* TASK STATEMENT *
Go line by line through the data and copy those with the word "icon".

= = = = =

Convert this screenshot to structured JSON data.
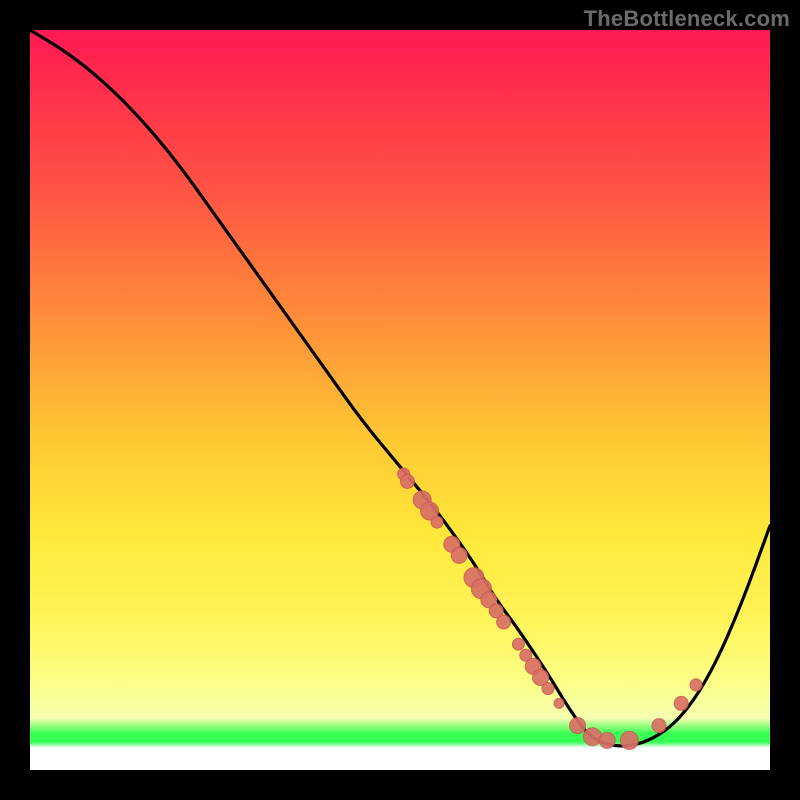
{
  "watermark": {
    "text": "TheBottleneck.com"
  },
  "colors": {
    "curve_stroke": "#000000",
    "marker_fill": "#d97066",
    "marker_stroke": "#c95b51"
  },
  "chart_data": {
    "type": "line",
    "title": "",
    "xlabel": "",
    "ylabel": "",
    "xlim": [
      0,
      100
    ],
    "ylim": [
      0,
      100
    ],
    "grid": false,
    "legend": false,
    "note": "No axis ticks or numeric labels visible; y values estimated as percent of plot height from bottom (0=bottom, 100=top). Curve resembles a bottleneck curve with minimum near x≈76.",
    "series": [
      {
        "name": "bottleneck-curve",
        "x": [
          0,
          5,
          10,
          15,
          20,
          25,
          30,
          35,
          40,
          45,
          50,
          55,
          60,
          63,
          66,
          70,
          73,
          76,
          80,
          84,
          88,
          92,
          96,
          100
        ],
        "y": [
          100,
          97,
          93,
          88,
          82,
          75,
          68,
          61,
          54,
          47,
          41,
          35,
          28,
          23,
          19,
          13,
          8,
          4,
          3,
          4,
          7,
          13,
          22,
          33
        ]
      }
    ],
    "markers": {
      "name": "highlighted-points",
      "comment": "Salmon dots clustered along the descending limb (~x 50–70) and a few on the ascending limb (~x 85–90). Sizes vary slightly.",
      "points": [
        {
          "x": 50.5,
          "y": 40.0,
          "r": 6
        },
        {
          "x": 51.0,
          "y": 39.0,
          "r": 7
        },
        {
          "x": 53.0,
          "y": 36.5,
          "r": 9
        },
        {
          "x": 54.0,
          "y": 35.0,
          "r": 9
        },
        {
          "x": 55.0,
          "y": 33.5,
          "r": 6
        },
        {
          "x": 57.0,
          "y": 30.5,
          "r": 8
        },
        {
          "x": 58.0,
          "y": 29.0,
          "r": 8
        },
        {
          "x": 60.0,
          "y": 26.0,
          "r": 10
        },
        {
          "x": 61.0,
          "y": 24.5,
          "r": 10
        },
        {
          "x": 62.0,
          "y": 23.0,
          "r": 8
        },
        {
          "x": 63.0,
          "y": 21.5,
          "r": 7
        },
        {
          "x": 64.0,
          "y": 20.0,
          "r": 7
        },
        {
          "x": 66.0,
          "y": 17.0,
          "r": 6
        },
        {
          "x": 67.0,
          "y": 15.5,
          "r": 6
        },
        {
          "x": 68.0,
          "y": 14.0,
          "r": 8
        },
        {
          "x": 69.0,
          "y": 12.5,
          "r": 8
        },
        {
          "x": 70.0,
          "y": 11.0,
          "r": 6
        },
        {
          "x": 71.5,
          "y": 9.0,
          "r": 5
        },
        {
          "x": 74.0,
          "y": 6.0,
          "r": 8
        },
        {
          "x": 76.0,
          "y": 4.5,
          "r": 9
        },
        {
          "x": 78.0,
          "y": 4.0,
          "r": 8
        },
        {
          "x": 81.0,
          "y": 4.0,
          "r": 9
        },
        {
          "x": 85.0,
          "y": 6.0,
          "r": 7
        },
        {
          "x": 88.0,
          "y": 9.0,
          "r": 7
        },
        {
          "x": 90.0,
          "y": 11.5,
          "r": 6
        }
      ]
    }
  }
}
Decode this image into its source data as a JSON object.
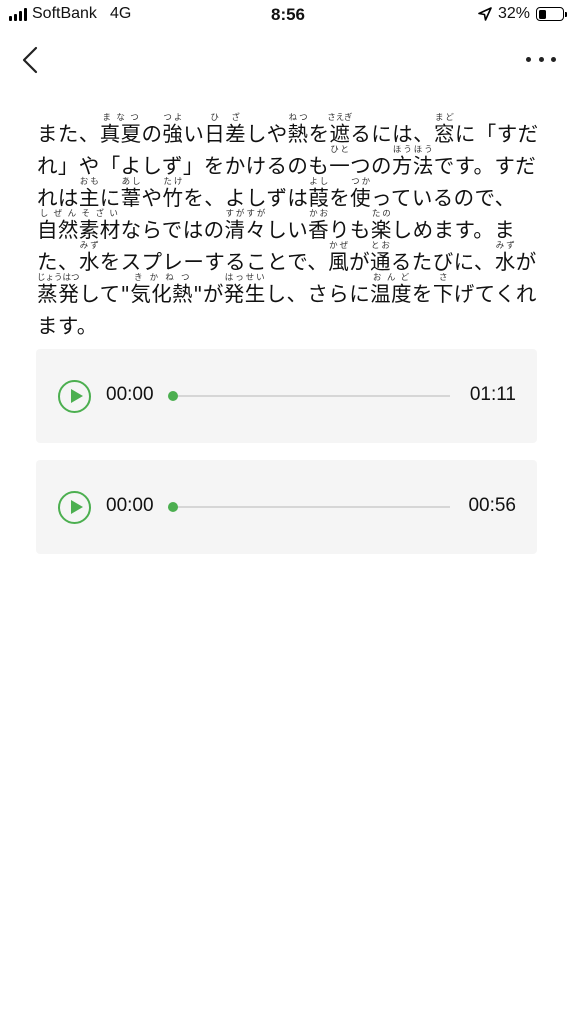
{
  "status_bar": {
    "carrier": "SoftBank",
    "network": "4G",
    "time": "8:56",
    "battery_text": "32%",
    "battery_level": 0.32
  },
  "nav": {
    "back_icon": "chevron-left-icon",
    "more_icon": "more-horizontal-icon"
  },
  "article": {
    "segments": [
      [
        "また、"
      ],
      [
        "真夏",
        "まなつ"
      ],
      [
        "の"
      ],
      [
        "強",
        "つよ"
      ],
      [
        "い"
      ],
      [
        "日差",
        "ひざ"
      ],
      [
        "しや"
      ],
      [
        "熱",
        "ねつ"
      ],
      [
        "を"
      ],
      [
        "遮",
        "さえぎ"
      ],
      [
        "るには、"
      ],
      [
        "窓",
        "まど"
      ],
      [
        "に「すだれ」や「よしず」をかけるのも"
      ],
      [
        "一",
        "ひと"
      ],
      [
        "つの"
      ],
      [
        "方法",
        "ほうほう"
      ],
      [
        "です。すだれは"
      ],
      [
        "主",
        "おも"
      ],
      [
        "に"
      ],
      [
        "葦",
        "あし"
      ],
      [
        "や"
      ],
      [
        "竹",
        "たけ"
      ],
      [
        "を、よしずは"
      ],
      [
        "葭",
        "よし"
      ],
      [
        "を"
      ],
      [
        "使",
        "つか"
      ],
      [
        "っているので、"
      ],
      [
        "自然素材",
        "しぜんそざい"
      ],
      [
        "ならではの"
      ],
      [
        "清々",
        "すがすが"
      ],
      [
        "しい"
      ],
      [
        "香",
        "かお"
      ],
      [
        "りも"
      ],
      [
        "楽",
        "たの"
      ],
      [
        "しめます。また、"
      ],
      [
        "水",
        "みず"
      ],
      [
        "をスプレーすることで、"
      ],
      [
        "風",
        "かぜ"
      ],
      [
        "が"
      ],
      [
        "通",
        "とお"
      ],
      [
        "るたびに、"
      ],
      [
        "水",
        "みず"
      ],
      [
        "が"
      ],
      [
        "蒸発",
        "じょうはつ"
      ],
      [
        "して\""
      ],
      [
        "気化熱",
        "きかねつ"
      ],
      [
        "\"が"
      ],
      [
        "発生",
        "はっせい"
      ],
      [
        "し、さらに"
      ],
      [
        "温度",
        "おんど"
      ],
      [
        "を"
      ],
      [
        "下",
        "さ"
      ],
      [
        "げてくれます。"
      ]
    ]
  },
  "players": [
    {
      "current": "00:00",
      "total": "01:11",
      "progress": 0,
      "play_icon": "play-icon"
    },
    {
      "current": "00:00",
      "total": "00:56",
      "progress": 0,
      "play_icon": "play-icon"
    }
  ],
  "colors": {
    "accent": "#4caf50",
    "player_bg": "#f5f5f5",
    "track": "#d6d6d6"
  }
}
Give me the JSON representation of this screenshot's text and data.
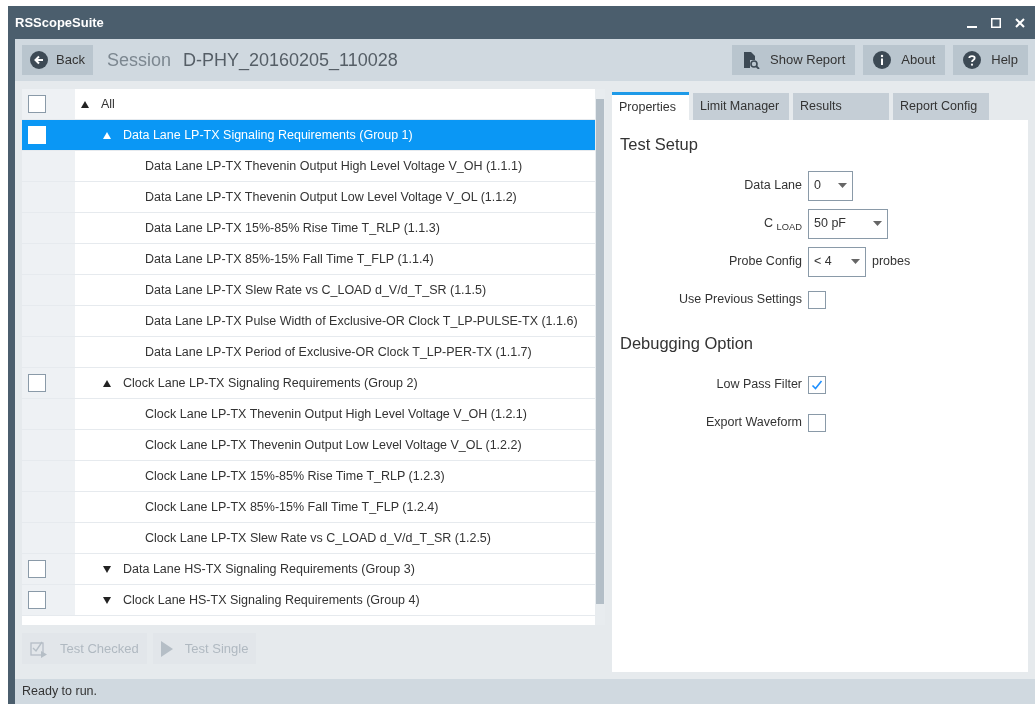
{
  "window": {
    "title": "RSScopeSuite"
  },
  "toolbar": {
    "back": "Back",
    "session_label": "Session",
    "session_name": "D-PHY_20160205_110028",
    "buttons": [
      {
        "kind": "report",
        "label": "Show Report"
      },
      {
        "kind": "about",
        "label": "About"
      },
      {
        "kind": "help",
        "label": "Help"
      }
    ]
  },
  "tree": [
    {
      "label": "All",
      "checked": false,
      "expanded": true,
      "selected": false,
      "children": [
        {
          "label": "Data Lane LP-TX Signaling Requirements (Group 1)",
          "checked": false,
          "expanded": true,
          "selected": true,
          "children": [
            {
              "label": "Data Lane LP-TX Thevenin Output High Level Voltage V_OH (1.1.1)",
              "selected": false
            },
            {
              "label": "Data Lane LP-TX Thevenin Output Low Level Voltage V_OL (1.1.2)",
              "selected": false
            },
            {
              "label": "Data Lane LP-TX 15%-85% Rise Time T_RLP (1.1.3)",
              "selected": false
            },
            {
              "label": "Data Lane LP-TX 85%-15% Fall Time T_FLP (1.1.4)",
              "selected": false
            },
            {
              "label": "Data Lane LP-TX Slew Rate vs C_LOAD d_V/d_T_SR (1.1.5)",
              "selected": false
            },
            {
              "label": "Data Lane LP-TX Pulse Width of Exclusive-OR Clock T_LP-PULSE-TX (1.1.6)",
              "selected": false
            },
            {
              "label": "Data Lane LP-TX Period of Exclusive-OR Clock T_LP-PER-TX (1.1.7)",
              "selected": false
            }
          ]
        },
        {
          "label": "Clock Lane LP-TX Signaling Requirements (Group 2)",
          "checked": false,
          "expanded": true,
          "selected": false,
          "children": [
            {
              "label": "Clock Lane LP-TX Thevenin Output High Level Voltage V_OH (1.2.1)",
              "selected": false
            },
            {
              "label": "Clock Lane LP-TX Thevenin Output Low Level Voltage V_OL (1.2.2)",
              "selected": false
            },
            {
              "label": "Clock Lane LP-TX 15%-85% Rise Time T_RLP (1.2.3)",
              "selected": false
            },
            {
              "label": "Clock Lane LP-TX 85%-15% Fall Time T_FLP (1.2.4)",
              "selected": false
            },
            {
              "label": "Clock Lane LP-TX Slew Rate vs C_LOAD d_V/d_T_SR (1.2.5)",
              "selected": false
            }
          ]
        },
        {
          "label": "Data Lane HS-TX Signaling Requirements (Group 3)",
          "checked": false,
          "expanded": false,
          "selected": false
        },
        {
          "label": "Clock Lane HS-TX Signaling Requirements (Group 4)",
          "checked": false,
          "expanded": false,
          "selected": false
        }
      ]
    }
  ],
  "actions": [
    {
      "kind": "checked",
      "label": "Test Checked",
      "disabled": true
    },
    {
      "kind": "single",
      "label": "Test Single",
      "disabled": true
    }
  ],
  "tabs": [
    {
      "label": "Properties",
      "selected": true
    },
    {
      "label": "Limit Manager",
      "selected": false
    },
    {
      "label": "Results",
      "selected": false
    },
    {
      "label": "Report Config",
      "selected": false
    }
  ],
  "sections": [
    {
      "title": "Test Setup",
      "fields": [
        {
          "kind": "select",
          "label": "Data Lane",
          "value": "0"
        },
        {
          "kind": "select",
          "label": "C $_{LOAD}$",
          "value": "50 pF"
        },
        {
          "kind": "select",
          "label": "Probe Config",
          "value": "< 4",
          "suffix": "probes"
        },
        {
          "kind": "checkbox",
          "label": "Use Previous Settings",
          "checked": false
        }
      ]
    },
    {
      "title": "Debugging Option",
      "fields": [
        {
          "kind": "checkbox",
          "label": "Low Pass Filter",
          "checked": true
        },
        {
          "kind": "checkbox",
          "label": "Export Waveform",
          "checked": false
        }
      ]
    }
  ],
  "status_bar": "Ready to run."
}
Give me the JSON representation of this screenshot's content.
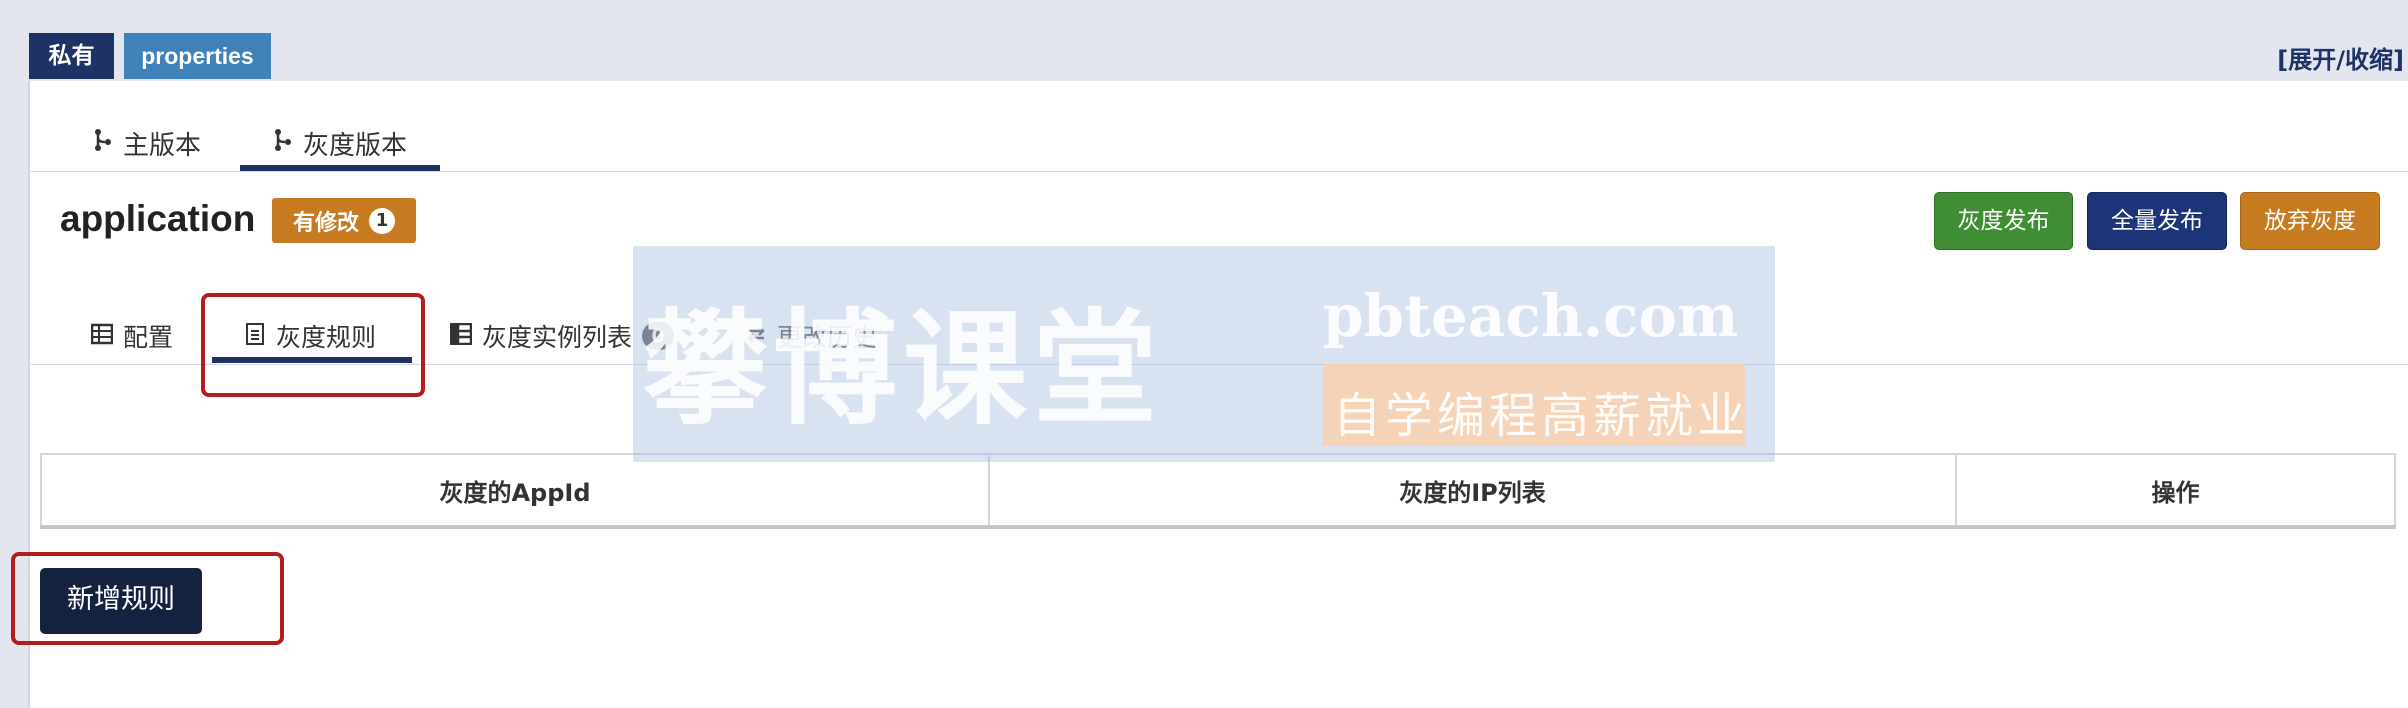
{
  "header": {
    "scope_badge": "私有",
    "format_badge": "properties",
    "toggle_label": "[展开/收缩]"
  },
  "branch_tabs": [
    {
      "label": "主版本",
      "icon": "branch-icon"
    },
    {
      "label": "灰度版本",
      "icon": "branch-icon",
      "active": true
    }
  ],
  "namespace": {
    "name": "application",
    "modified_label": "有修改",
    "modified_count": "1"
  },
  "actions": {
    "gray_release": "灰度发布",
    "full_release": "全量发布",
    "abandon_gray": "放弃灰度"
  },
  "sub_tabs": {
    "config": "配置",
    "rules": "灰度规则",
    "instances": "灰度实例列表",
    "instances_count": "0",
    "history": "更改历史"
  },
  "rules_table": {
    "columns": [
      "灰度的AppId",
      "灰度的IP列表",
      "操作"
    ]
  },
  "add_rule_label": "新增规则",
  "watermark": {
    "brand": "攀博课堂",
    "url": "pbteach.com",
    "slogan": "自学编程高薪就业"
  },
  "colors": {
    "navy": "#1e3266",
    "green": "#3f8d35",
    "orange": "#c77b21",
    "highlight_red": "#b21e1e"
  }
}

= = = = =

* YOUR RESPONSE *
    "back_icon": "chevron-left-icon",
    "more_icon": "more-horizontal-icon"
      "play_icon": "play-icon"
      "play_icon": "play-icon"
      "icon": "branch-icon"
      "icon": "branch-icon",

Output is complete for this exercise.